Uninsured and underinsured patients may lose access to community health care if Congress does not renew a vital funding source that will expire on Sept. 30, a report from a Milken Institute School of Public Health research team published last week found.
Research scientist Jessica Sharac and Peter Shin, an associate professor of health policy and management, found that community health centers will consider reducing staff numbers and health care services if Congress does not reauthorize the Community Health Center Fund, which constitutes more than 70 percent of community health centers’ federal funding. Health policy experts said low-income, uninsured and underinsured patients across the United States could lose access to primary care services if the fund is not extended.
“Community health centers serve medically underserved communities, so they need stable funding in order to continue to serve patients at current levels and to increase their service capacity to address health problems facing the communities they serve,” Sharac said in an email.
Researchers at the Geiger Gibson/RCHN Community Health Foundation Research Collaborative, which studies community health centers, worked to produce the report, according to a public health school release.
The report states that the Community Health Center Fund provides each community health center with 72 percent of its total federal funding. The money finances treatments and services, like dental care, that are not covered by public or private insurance.
Almost 60 percent of community health centers have stopped hiring or will consider a hiring freeze, and 40 percent of health centers already have or will consider decreasing staff hours or laying off staff in light of concerns over whether the funding will be extended.
Sharac said community health centers provide care to more than 28 million patients, many of whom are uninsured or insured by Medicaid. The team received funding from the Kaiser Family Foundation and the RCHN Community Health Foundation to conduct the study, she said.
Shin, the associate professor of health policy and management, said extending the fund would increase access to health care for medically underserved populations that often face higher risks for chronic illness and premature death.
“By definition, medically underserved communities need more health care resources,” he said in an email.
Shin said community health centers also serve as “economic engines” in low-income neighborhoods because the centers foster job growth. He said the community health centers save $24 billion in health care costs annually.
Shin added that community health centers are often a source of primary health care in rural areas and are “critical” in urban areas where equal health care access is limited. He said health centers are less expensive options than hospital emergency rooms.
“We’re talking about greater scale – larger volume of people and greater opportunity to save costs,” Shin said.

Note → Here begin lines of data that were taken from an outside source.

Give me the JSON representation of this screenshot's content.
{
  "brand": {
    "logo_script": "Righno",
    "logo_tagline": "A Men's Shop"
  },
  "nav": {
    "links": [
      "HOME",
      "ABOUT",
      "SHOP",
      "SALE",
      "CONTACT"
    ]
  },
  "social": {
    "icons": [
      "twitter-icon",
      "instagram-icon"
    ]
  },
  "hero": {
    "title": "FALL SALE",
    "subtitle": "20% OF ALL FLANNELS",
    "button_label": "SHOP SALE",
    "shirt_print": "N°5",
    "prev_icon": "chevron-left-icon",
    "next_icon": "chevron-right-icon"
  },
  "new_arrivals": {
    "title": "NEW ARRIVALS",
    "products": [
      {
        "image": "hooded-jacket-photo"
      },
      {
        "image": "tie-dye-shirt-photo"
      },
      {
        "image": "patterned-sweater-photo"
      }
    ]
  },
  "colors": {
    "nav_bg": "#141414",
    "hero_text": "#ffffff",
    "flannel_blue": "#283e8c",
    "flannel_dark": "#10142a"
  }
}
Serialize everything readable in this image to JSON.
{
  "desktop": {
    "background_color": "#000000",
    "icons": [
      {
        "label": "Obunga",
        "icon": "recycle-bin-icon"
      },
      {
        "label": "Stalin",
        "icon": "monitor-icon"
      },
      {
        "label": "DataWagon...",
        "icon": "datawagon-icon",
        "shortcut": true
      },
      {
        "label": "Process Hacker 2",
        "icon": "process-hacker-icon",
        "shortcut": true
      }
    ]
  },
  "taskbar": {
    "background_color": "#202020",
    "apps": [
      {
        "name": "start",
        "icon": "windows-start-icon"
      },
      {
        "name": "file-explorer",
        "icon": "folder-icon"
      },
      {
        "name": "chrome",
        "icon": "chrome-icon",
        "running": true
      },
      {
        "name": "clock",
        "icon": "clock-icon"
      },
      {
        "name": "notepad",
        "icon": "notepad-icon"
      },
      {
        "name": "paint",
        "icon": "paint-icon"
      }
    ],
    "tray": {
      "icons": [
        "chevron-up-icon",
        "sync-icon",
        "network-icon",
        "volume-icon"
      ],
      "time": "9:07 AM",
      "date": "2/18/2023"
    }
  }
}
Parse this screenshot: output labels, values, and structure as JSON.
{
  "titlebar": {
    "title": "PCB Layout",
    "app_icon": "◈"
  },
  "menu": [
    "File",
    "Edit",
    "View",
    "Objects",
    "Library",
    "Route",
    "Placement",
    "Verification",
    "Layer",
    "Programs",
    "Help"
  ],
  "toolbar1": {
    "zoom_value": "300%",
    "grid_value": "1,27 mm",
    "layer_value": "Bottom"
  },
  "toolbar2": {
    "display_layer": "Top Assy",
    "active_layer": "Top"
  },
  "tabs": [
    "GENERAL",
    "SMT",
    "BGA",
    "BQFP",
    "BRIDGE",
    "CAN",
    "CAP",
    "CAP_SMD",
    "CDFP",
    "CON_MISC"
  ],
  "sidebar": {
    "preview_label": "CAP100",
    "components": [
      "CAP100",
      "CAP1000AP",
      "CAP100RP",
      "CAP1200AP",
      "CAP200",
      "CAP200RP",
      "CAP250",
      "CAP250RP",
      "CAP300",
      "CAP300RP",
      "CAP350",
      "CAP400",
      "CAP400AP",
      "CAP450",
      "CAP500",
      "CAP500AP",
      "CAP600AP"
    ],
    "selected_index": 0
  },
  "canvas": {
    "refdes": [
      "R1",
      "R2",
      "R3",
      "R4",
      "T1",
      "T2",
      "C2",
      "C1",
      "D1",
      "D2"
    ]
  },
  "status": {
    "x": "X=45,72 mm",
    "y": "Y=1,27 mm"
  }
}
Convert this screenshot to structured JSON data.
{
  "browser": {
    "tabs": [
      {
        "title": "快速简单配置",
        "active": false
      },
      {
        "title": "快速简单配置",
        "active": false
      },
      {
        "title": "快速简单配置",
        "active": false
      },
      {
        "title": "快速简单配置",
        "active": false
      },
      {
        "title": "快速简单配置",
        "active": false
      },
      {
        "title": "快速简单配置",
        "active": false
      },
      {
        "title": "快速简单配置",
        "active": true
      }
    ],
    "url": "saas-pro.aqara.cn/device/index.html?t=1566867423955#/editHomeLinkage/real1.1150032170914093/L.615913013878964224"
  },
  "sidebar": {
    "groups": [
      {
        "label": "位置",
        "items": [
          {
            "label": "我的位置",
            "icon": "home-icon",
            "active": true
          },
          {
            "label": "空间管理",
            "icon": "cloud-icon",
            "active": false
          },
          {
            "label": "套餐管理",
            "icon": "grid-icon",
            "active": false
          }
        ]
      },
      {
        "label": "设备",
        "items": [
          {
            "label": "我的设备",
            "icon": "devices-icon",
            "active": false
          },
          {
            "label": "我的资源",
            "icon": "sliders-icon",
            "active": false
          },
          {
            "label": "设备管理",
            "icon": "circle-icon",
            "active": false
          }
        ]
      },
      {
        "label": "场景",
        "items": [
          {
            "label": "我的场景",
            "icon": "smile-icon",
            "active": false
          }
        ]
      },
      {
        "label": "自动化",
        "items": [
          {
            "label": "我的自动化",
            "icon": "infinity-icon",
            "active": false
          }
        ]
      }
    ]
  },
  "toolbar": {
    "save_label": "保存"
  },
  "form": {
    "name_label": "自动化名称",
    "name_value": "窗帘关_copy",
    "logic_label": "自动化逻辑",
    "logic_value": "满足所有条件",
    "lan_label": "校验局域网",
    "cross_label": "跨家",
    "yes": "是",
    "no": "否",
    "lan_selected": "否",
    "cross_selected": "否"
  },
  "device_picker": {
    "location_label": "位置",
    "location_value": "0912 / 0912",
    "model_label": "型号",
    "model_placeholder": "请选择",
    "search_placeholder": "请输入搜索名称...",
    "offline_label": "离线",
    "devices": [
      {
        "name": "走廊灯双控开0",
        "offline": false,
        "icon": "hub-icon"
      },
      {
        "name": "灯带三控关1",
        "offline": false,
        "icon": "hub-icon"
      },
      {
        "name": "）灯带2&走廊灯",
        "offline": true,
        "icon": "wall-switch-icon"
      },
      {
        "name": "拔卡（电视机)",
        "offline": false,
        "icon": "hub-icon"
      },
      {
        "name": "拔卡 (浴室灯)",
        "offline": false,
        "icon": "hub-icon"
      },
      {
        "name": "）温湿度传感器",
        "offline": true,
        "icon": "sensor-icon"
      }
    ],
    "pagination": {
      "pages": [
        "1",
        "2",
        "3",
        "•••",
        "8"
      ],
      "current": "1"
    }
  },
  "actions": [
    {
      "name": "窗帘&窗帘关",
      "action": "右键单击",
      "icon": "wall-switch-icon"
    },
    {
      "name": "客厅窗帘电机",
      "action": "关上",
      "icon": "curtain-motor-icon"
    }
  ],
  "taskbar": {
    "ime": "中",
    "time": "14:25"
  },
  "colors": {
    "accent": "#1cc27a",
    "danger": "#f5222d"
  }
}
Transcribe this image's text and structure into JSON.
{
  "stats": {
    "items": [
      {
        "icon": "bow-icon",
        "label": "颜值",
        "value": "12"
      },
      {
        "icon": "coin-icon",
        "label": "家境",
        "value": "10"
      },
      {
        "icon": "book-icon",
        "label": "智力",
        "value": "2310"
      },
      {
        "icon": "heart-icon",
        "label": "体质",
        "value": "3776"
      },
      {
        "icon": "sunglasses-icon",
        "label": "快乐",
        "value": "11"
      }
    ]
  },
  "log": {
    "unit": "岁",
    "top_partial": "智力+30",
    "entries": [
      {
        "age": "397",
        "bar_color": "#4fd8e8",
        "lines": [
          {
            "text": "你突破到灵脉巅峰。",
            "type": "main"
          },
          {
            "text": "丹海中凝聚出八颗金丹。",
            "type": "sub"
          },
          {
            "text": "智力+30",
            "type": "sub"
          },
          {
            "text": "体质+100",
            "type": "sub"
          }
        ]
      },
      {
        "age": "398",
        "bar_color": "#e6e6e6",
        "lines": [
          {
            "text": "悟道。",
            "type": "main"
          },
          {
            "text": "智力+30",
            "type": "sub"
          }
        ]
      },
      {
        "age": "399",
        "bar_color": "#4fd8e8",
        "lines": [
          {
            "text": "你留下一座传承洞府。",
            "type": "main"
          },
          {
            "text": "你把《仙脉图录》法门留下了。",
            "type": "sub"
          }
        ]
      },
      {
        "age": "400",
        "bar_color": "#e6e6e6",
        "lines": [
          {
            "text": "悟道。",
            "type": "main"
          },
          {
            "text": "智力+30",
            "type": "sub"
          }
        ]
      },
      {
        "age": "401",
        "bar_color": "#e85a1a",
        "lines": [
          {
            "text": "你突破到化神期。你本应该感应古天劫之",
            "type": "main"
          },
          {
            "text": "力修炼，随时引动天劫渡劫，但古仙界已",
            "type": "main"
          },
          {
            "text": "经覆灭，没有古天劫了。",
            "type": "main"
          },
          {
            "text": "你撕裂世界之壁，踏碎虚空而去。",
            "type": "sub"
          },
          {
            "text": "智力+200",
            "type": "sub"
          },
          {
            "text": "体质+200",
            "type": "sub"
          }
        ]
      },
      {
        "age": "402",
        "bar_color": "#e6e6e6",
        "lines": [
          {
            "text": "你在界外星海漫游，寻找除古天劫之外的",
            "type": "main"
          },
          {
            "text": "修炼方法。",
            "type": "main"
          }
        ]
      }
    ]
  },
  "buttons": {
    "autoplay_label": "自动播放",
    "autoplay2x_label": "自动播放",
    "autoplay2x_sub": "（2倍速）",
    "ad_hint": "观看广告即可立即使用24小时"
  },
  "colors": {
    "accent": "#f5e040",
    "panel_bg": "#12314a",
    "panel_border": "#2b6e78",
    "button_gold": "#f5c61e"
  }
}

The report states that one-third of health centers surveyed have or might reduce operating hours, and more than a quarter of health centers said they had or might close down a health center location. A quarter of centers surveyed reported that they had eliminated or will consider eliminating dental and some medical services, according to the report.
One in five centers said they had decided or might decide to eliminate or reduce mental health services, while one in six centers already have removed or may remove or reduce substance abuse treatment services, the report states.
Almost 40 percent of centers reported they will reduce services like language translation assistance and transportation to and from health centers, according to the report.
Amy Rosenberg, a lecturer and senior clinical instructor at Harvard University, said community health centers are a vital part of the “health safety net” because the centers are often the most accessible primary health care source for low-income and uninsured populations.
“If this fund does not get reauthorized and funded, then it just may put another significant hole into a key part of the social safety net,” Rosenberg said.
She said community health centers consolidate resources – like optical, dental and mental health services that Medicare and Medicaid insurance usually do not cover – into one medical office. Rosenberg said combining several health care services into one center will benefit rural populations that are generally located farther from private health care services.
“A lot of those services are really what enabled people to be able to access and maintain access to the medical care that they need,” she said.
Kimberley Geissler, an assistant professor of public health at the University of Massachusetts Amherst, said that a five-month funding lapse for community health centers in 2017 prompted hiring freezes and staffing cuts.
Geissler said community health centers are especially useful for people who live in states that did not expand Medicaid because people without insurance have few options for care besides going to hospital emergency rooms.
“Having this outpatient care available is critically important for underserved populations,” she said.